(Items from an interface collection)
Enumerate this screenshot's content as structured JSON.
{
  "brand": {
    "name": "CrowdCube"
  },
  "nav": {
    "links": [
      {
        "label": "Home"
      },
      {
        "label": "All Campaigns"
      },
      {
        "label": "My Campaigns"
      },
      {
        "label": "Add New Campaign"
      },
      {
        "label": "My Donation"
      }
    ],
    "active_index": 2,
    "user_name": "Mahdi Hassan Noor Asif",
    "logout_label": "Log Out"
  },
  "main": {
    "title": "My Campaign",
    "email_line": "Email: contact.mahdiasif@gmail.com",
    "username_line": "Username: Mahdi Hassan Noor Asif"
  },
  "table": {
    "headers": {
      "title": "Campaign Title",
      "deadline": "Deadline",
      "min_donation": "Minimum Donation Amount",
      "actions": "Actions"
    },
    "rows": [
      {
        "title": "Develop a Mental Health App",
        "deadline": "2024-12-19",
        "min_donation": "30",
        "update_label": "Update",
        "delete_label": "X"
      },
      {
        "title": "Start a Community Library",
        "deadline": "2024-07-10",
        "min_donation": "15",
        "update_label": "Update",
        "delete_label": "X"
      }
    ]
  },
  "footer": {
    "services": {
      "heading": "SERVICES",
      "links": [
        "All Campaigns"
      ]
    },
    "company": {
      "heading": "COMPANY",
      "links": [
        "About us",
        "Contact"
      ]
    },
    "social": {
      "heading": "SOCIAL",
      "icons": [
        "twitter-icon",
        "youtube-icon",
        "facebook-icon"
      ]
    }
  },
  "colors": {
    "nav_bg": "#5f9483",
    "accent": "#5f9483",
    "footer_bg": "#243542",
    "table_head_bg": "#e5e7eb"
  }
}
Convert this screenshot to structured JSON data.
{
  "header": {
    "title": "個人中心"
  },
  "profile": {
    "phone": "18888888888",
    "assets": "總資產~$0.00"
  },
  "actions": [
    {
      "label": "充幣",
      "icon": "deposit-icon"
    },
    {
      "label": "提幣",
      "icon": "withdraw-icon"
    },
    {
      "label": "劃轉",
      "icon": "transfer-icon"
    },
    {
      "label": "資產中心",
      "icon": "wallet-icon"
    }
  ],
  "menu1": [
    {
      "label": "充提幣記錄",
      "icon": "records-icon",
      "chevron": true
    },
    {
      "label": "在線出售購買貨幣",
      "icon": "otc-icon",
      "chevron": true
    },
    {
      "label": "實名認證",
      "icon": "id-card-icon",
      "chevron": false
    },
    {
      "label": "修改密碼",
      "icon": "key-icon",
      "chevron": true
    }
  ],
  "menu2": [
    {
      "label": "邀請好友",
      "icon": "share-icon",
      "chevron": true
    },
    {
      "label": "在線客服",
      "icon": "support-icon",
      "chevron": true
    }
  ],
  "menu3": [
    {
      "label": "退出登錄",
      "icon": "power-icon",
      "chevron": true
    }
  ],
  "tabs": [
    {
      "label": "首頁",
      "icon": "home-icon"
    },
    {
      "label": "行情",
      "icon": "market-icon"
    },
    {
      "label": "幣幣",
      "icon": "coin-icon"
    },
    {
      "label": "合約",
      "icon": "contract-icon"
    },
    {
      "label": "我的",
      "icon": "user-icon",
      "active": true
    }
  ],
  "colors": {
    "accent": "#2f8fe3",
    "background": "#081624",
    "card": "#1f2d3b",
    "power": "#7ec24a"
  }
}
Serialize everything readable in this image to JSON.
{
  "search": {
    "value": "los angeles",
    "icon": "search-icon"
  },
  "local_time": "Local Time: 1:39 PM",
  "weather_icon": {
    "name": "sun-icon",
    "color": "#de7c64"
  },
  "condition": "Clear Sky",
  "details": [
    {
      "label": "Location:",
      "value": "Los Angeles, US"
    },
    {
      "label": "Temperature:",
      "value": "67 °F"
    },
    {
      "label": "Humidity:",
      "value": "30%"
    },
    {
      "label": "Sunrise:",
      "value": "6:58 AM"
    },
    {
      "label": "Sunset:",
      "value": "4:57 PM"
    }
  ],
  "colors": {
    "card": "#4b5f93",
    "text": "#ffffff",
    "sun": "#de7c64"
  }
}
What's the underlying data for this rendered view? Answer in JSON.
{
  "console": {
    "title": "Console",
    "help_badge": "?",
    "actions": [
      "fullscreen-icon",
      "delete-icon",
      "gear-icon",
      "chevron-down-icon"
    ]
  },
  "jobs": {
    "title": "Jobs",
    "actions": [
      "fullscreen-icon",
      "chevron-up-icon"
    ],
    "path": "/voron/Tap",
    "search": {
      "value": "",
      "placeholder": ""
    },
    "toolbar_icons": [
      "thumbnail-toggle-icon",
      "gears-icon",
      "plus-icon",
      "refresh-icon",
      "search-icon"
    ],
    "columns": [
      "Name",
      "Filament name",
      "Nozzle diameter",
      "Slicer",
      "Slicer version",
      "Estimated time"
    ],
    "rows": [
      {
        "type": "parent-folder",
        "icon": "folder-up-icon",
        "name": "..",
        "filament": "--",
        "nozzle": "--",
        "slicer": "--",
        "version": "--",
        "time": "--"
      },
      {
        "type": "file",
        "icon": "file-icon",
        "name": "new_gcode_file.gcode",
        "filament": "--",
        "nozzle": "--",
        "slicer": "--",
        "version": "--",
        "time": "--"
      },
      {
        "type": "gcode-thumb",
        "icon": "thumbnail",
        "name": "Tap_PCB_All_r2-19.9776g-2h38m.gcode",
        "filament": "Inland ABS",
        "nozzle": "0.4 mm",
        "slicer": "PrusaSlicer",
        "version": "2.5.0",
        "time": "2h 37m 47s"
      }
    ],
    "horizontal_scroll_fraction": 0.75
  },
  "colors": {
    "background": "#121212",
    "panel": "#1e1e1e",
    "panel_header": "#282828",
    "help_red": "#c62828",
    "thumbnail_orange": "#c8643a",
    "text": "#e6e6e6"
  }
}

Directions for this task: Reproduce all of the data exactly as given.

Output of the task:
Enumerate this screenshot's content as structured JSON.
{
  "brand": {
    "name": "CrowdCube"
  },
  "nav": {
    "links": [
      {
        "label": "Home"
      },
      {
        "label": "All Campaigns"
      },
      {
        "label": "My Campaigns"
      },
      {
        "label": "Add New Campaign"
      },
      {
        "label": "My Donation"
      }
    ],
    "active_index": 2,
    "user_name": "Mahdi Hassan Noor Asif",
    "logout_label": "Log Out"
  },
  "main": {
    "title": "My Campaign",
    "email_line": "Email: contact.mahdiasif@gmail.com",
    "username_line": "Username: Mahdi Hassan Noor Asif"
  },
  "table": {
    "headers": {
      "title": "Campaign Title",
      "deadline": "Deadline",
      "min_donation": "Minimum Donation Amount",
      "actions": "Actions"
    },
    "rows": [
      {
        "title": "Develop a Mental Health App",
        "deadline": "2024-12-19",
        "min_donation": "30",
        "update_label": "Update",
        "delete_label": "X"
      },
      {
        "title": "Start a Community Library",
        "deadline": "2024-07-10",
        "min_donation": "15",
        "update_label": "Update",
        "delete_label": "X"
      }
    ]
  },
  "footer": {
    "services": {
      "heading": "SERVICES",
      "links": [
        "All Campaigns"
      ]
    },
    "company": {
      "heading": "COMPANY",
      "links": [
        "About us",
        "Contact"
      ]
    },
    "social": {
      "heading": "SOCIAL",
      "icons": [
        "twitter-icon",
        "youtube-icon",
        "facebook-icon"
      ]
    }
  },
  "colors": {
    "nav_bg": "#5f9483",
    "accent": "#5f9483",
    "footer_bg": "#243542",
    "table_head_bg": "#e5e7eb"
  }
}
Convert this screenshot to structured JSON data.
{
  "header": {
    "title": "個人中心"
  },
  "profile": {
    "phone": "18888888888",
    "assets": "總資產~$0.00"
  },
  "actions": [
    {
      "label": "充幣",
      "icon": "deposit-icon"
    },
    {
      "label": "提幣",
      "icon": "withdraw-icon"
    },
    {
      "label": "劃轉",
      "icon": "transfer-icon"
    },
    {
      "label": "資產中心",
      "icon": "wallet-icon"
    }
  ],
  "menu1": [
    {
      "label": "充提幣記錄",
      "icon": "records-icon",
      "chevron": true
    },
    {
      "label": "在線出售購買貨幣",
      "icon": "otc-icon",
      "chevron": true
    },
    {
      "label": "實名認證",
      "icon": "id-card-icon",
      "chevron": false
    },
    {
      "label": "修改密碼",
      "icon": "key-icon",
      "chevron": true
    }
  ],
  "menu2": [
    {
      "label": "邀請好友",
      "icon": "share-icon",
      "chevron": true
    },
    {
      "label": "在線客服",
      "icon": "support-icon",
      "chevron": true
    }
  ],
  "menu3": [
    {
      "label": "退出登錄",
      "icon": "power-icon",
      "chevron": true
    }
  ],
  "tabs": [
    {
      "label": "首頁",
      "icon": "home-icon"
    },
    {
      "label": "行情",
      "icon": "market-icon"
    },
    {
      "label": "幣幣",
      "icon": "coin-icon"
    },
    {
      "label": "合約",
      "icon": "contract-icon"
    },
    {
      "label": "我的",
      "icon": "user-icon",
      "active": true
    }
  ],
  "colors": {
    "accent": "#2f8fe3",
    "background": "#081624",
    "card": "#1f2d3b",
    "power": "#7ec24a"
  }
}
Serialize everything readable in this image to JSON.
{
  "search": {
    "value": "los angeles",
    "icon": "search-icon"
  },
  "local_time": "Local Time: 1:39 PM",
  "weather_icon": {
    "name": "sun-icon",
    "color": "#de7c64"
  },
  "condition": "Clear Sky",
  "details": [
    {
      "label": "Location:",
      "value": "Los Angeles, US"
    },
    {
      "label": "Temperature:",
      "value": "67 °F"
    },
    {
      "label": "Humidity:",
      "value": "30%"
    },
    {
      "label": "Sunrise:",
      "value": "6:58 AM"
    },
    {
      "label": "Sunset:",
      "value": "4:57 PM"
    }
  ],
  "colors": {
    "card": "#4b5f93",
    "text": "#ffffff",
    "sun": "#de7c64"
  }
}
What's the underlying data for this rendered view? Answer in JSON.
{
  "console": {
    "title": "Console",
    "help_badge": "?",
    "actions": [
      "fullscreen-icon",
      "delete-icon",
      "gear-icon",
      "chevron-down-icon"
    ]
  },
  "jobs": {
    "title": "Jobs",
    "actions": [
      "fullscreen-icon",
      "chevron-up-icon"
    ],
    "path": "/voron/Tap",
    "search": {
      "value": "",
      "placeholder": ""
    },
    "toolbar_icons": [
      "thumbnail-toggle-icon",
      "gears-icon",
      "plus-icon",
      "refresh-icon",
      "search-icon"
    ],
    "columns": [
      "Name",
      "Filament name",
      "Nozzle diameter",
      "Slicer",
      "Slicer version",
      "Estimated time"
    ],
    "rows": [
      {
        "type": "parent-folder",
        "icon": "folder-up-icon",
        "name": "..",
        "filament": "--",
        "nozzle": "--",
        "slicer": "--",
        "version": "--",
        "time": "--"
      },
      {
        "type": "file",
        "icon": "file-icon",
        "name": "new_gcode_file.gcode",
        "filament": "--",
        "nozzle": "--",
        "slicer": "--",
        "version": "--",
        "time": "--"
      },
      {
        "type": "gcode-thumb",
        "icon": "thumbnail",
        "name": "Tap_PCB_All_r2-19.9776g-2h38m.gcode",
        "filament": "Inland ABS",
        "nozzle": "0.4 mm",
        "slicer": "PrusaSlicer",
        "version": "2.5.0",
        "time": "2h 37m 47s"
      }
    ],
    "horizontal_scroll_fraction": 0.75
  },
  "colors": {
    "background": "#121212",
    "panel": "#1e1e1e",
    "panel_header": "#282828",
    "help_red": "#c62828",
    "thumbnail_orange": "#c8643a",
    "text": "#e6e6e6"
  }
}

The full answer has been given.